Home News SACTWU Condemns the Appropriation of maXhosa’s Designs By Zara
SACTWU Condemns the Appropriation of maXhosa’s Designs By Zara PDF Print E-mail
Monday, 14 May 2018 00:00

The SA Clothing and Textile Workers’ Union (SACTWU) is dismayed that - as reported in media today - international brand Zara appears to have appropriated the designs of South African homegrown talent, the inspiring local designer Laduma Ngxokolo and his brand maXhosa. If this is true – and it is certainly suggested by the ‘coincidental’ stylistic overlaps between some Zara products and ma Xhosa’s iconic designs – it would represent the worst form of fashion colonialism: the extraction by global retail powerhouses, based in the developed world, of intellectual and cultural heritage from far less powerful designers based in the developing world. This cultural appropriation represents so much of what is wrong with the fashion industry specifically, and with global power relations more generally.

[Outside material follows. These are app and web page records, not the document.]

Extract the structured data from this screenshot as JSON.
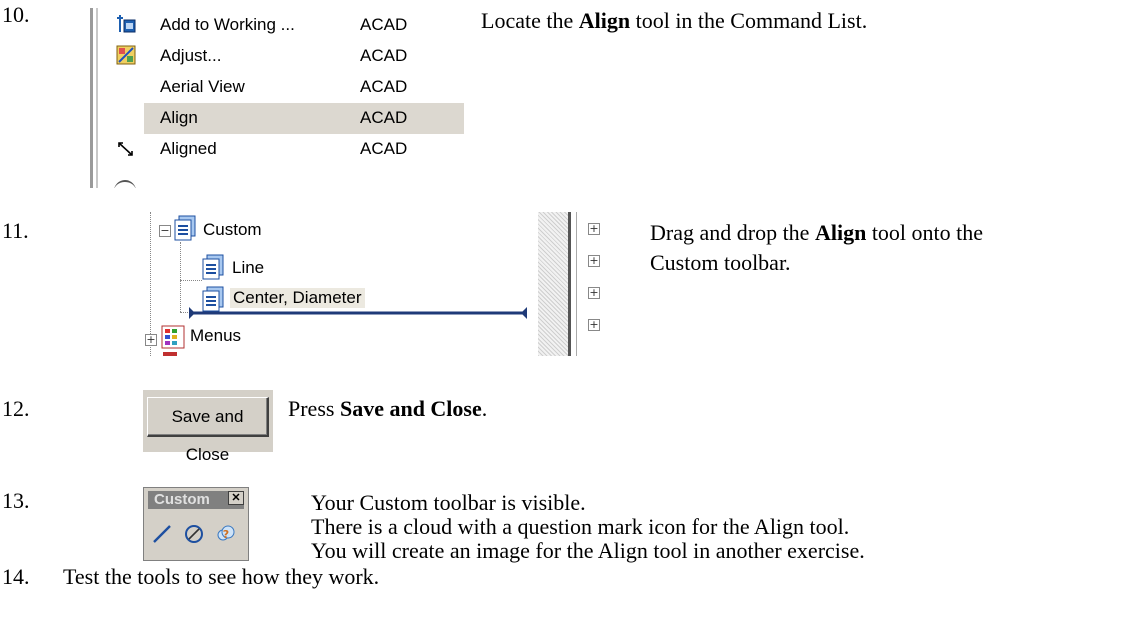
{
  "steps": [
    {
      "number": "10.",
      "text_pre": "Locate the ",
      "text_bold": "Align",
      "text_post": " tool in the Command List.",
      "command_list": [
        {
          "name": "Add to Working ...",
          "source": "ACAD",
          "icon": "add-to-working-icon",
          "selected": false
        },
        {
          "name": "Adjust...",
          "source": "ACAD",
          "icon": "adjust-icon",
          "selected": false
        },
        {
          "name": "Aerial View",
          "source": "ACAD",
          "icon": "",
          "selected": false
        },
        {
          "name": "Align",
          "source": "ACAD",
          "icon": "",
          "selected": true
        },
        {
          "name": "Aligned",
          "source": "ACAD",
          "icon": "aligned-dimension-icon",
          "selected": false
        }
      ]
    },
    {
      "number": "11.",
      "line1_pre": "Drag and drop the ",
      "line1_bold": "Align",
      "line1_post": " tool onto the",
      "line2": "Custom toolbar.",
      "tree": {
        "custom": "Custom",
        "line": "Line",
        "center": "Center, Diameter",
        "menus": "Menus"
      }
    },
    {
      "number": "12.",
      "text_pre": "Press ",
      "text_bold": "Save and Close",
      "text_post": ".",
      "button_label": "Save and Close"
    },
    {
      "number": "13.",
      "lines": [
        "Your Custom toolbar is visible.",
        "There is a cloud with a question mark icon for the Align tool.",
        "You will create an image for the Align tool in another exercise."
      ],
      "toolbar_title": "Custom",
      "toolbar_close": "✕",
      "toolbar_buttons": [
        "line-tool-icon",
        "circle-diameter-icon",
        "cloud-question-icon"
      ]
    },
    {
      "number": "14.",
      "text": "Test the tools to see how they work."
    }
  ],
  "colors": {
    "selection": "#dcd8d0",
    "drop_indicator": "#1f3a78",
    "toolbar_bg": "#d4d0c8",
    "toolbar_title_bg": "#808080"
  }
}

Big fashion retailers have little regard for ‘the little folk’. They simply treat the world as a resource to be exploited to benefit their inspiration and ultimately their profit. Culture, designs and styles are reduced to fair game that can be poached or cut-and-pasted as they wish - the more so if these designs are considered exotic, other and traditional. There is no sensitivity to the origins of designs, their context, their history, their meaning, and the power relations between the retailer and the object of their interest. Instead design and culture as seen as purely commercial, and are pursued with imperialist entitlement.

But the problem with the appropriation of maXhosa’s designs goes beyond culture and politics. It may also have a material and negative impact on the brand too. After all, maXhosa’s designs are the lifeblood of a small boutique brand which has, appropriately, used its cultural capital to find a niche, a foothold, in a very contested and challenging market. However now Zara’s tactics threaten to undermine this niche, not only because consumers can now purchase similar mass-produced products made by Zara, but also because Zara’s maXhosa knock-offs will themselves be knocked off by other retailers around the world who regularly cut-and-paste Zara’s every move. The damage to maXhosa will be exponential and global.

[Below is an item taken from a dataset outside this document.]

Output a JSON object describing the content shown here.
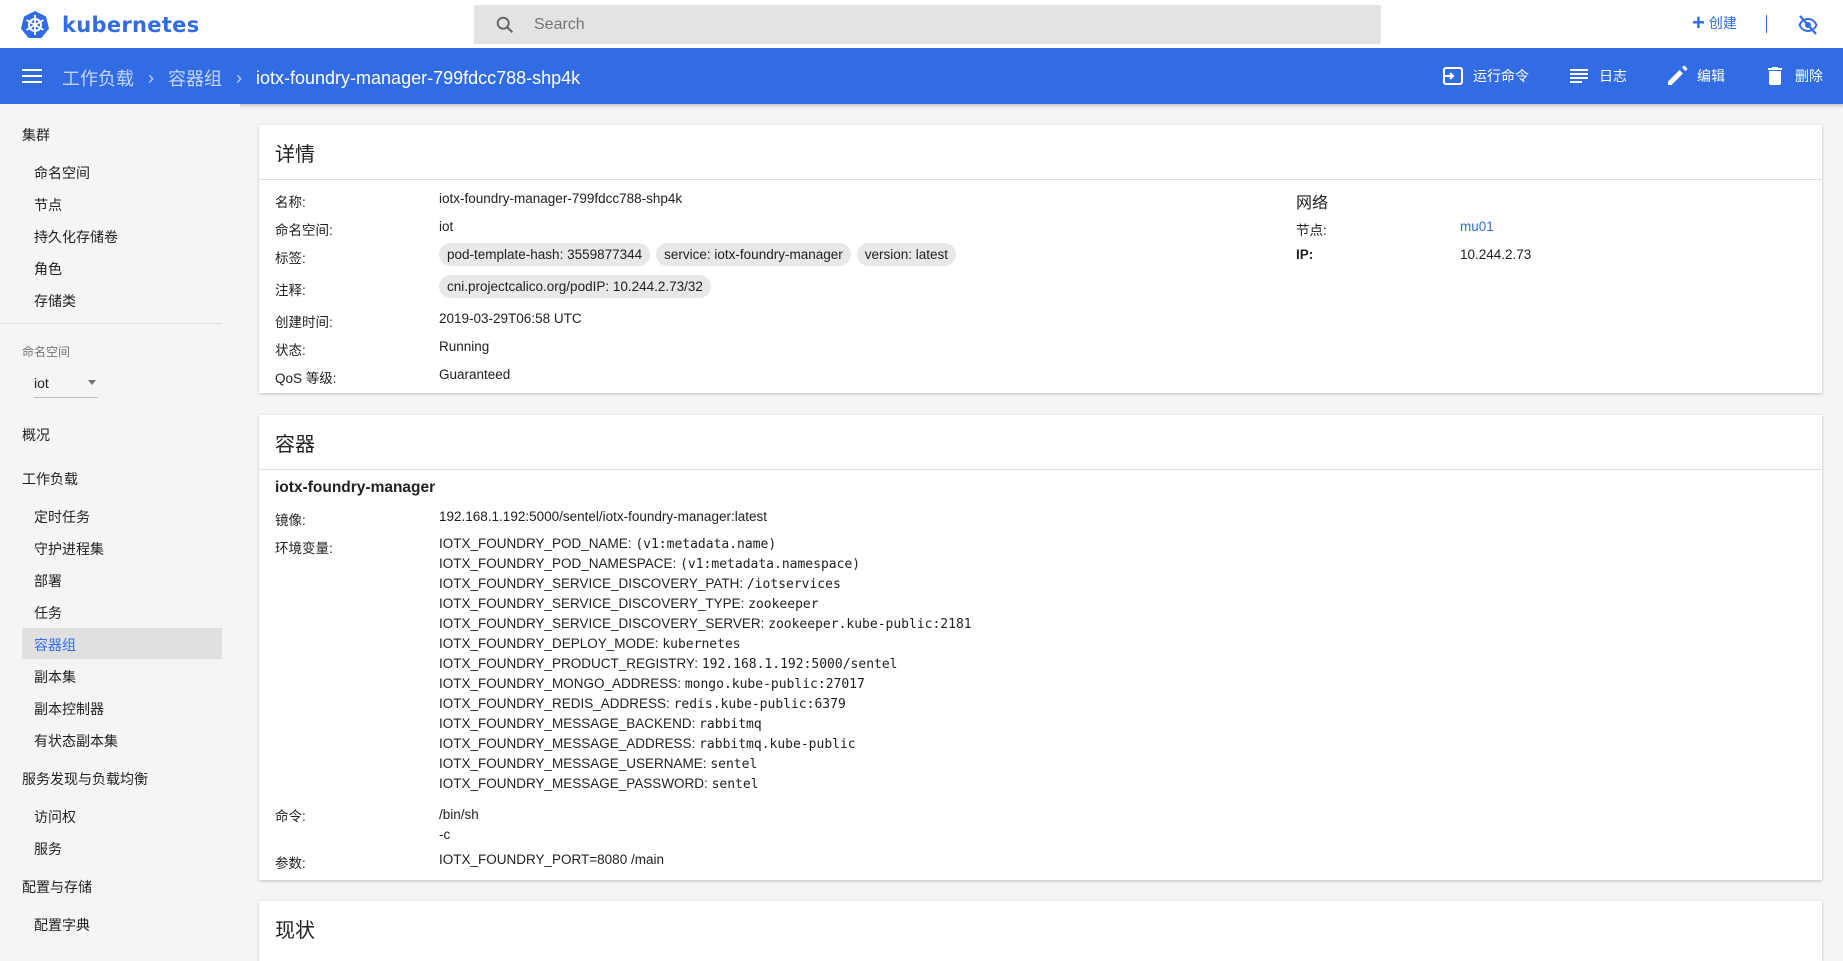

If Zara has indeed appropriated maXhosa’s designs, they are unfortunately unlikely to care. After all, SACTWU has tried since last year to get Zara’s parent company, Inditex, to understand that its presence in South Africa is causing damage to local factories, and we have sought to get them to agree to procure goods from South Africa to remediate the damage they are causing. But the company simply refuses to make such an agreement. It seems they are comfortable acting like colonialists – simply exporting the money they make in South Africa to Spain (their headquarters), causing damage to local factories and factory workers, and now stealing some of our cultural artifacts for good measure and damaging a niche designer along the way.

Nevertheless SACTWU once again calls on Zara to work with our local design talent and the local manufacturing industry to grow jobs in our local fashion industry.



Issued by

Andre Kriel

General Secretary


For further comment contact SACTWU’s Senior Researcher Simon Eppel on 083 652 3559